Dataset rows describing interfaces
────────────────────

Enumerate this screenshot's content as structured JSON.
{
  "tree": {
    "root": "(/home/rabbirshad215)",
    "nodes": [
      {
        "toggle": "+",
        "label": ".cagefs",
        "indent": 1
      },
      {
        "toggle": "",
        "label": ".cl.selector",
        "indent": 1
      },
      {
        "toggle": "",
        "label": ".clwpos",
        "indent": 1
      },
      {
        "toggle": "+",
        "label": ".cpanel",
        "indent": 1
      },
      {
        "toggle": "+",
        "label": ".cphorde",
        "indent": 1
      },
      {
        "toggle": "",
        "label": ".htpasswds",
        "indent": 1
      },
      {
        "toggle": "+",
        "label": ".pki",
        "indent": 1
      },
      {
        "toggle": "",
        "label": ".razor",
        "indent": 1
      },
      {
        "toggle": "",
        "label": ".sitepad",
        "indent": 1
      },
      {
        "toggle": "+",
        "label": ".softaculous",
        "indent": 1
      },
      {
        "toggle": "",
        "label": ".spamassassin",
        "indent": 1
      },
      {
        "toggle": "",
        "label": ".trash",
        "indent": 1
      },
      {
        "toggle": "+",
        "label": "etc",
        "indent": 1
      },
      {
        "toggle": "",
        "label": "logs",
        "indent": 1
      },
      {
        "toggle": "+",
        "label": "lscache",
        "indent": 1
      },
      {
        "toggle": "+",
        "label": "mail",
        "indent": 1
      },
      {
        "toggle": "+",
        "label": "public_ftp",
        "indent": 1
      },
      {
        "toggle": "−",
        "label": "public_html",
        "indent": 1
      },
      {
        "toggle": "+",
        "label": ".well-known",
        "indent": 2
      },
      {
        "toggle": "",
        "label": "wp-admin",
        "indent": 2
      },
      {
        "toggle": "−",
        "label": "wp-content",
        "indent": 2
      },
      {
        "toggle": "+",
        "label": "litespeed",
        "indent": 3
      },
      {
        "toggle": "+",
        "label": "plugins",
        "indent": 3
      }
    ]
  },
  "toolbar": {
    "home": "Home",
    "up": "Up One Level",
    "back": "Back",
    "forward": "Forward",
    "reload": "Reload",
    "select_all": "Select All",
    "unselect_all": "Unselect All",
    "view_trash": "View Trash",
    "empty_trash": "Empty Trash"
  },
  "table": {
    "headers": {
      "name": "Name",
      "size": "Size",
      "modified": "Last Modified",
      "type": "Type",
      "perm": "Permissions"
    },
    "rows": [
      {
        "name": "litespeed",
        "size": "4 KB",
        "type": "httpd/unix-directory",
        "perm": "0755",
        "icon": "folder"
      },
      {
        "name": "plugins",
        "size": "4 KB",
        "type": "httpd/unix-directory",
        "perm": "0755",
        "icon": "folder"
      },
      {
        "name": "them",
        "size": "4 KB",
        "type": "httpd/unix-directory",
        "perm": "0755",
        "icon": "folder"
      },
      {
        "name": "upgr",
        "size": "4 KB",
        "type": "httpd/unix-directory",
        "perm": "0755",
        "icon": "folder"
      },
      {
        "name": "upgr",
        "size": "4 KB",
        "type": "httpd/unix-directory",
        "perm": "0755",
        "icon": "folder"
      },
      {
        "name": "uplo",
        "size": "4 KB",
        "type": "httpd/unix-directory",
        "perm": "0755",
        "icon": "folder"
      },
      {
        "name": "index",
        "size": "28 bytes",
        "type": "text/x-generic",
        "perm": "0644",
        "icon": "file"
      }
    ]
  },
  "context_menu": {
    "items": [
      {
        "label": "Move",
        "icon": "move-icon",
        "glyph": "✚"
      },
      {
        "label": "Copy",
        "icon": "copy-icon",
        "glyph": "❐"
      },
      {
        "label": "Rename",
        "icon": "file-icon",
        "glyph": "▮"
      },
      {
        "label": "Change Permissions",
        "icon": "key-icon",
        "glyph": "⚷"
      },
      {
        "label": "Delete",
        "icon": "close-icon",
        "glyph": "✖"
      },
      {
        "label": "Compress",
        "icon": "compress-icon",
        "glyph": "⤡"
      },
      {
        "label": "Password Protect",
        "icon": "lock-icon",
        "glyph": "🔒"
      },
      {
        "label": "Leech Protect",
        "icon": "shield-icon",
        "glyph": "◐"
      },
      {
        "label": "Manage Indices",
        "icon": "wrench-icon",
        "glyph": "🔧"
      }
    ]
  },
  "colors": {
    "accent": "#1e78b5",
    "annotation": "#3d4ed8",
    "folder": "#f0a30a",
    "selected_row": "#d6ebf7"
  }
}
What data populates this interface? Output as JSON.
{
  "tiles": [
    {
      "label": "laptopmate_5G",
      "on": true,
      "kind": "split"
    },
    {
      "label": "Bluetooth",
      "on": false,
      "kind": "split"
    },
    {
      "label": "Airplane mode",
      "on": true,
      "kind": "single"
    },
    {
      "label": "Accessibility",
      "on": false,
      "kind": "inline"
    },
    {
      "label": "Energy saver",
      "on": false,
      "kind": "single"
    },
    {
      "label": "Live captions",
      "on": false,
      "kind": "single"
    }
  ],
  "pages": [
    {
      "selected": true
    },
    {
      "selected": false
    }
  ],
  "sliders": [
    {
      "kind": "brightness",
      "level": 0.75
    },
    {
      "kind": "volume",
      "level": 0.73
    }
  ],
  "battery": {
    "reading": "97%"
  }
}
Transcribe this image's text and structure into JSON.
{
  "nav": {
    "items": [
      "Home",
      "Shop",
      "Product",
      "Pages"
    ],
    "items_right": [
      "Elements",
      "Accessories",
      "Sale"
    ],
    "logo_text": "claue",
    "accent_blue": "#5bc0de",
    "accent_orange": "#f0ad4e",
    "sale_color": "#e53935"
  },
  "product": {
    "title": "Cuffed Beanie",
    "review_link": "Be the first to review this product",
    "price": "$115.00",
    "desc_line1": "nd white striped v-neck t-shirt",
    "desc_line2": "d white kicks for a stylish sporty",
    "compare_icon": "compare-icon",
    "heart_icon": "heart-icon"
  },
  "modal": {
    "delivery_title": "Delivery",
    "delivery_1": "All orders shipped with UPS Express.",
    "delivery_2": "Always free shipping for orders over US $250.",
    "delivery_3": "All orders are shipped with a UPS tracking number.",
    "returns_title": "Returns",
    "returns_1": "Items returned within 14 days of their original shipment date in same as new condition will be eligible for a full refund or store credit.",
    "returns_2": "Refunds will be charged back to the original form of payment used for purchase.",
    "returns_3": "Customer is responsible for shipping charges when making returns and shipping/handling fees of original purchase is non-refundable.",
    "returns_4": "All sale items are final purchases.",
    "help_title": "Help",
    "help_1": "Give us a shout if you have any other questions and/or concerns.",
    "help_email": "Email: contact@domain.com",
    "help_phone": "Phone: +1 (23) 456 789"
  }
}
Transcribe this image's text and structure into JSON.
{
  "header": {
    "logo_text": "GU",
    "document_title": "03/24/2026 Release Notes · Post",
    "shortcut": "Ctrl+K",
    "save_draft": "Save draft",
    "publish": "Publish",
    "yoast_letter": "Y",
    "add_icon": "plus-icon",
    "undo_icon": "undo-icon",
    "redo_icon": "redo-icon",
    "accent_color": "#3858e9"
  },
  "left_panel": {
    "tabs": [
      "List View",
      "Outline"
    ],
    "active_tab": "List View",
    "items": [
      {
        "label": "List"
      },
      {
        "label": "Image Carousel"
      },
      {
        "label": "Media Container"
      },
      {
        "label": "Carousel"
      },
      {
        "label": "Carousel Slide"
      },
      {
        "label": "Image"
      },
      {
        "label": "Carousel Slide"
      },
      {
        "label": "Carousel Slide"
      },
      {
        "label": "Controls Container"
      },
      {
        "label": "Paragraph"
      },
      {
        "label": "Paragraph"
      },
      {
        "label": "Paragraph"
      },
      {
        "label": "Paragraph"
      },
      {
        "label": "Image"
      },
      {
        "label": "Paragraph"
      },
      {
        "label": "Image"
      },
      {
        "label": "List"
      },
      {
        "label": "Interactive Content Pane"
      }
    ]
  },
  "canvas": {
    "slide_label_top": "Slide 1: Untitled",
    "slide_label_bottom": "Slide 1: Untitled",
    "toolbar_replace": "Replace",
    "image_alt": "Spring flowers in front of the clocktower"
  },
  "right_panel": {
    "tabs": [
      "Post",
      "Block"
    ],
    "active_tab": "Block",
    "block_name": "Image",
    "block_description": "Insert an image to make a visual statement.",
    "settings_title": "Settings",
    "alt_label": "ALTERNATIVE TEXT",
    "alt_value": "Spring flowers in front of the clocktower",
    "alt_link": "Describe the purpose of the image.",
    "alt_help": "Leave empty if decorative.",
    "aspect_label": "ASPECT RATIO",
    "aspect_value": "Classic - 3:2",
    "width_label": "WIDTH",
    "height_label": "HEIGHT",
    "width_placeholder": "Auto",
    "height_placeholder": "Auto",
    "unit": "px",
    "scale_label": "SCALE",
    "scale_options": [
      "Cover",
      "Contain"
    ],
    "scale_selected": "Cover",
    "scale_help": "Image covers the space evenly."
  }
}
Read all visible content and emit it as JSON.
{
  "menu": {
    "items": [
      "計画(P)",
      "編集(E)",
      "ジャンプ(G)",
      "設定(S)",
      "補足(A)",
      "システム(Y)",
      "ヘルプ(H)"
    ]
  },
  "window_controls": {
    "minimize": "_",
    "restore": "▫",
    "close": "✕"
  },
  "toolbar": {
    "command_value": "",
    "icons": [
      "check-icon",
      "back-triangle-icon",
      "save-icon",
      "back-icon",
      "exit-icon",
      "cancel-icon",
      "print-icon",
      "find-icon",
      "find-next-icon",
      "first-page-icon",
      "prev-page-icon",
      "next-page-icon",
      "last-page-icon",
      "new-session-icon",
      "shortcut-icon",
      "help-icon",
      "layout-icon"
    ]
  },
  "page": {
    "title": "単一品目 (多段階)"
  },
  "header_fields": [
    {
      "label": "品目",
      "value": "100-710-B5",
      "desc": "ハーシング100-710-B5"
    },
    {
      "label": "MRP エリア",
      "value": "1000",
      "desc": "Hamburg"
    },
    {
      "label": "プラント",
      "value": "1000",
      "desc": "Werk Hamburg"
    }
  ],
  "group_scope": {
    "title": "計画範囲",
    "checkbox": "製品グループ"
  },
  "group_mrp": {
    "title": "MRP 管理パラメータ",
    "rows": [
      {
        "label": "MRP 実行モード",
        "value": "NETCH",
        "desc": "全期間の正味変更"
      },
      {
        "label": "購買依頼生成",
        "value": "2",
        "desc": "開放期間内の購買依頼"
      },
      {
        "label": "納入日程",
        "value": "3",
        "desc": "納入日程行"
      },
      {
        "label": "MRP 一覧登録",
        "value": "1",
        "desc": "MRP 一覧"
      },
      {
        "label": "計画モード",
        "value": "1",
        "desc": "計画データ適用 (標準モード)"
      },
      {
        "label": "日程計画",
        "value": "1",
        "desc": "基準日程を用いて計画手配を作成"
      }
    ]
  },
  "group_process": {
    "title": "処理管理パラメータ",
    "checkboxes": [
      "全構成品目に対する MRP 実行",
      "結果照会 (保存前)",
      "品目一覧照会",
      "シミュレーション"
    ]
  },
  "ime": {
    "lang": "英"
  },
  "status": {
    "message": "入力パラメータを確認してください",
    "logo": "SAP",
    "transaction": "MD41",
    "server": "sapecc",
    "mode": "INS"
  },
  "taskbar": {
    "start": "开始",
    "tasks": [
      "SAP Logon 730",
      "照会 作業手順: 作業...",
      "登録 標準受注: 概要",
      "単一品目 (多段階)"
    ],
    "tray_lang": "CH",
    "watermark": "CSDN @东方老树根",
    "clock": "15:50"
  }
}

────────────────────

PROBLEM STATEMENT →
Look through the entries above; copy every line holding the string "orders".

SOLUTION TO THIS PROBLEM →
    "delivery_1": "All orders shipped with UPS Express.",
    "delivery_2": "Always free shipping for orders over US $250.",
    "delivery_3": "All orders are shipped with a UPS tracking number.",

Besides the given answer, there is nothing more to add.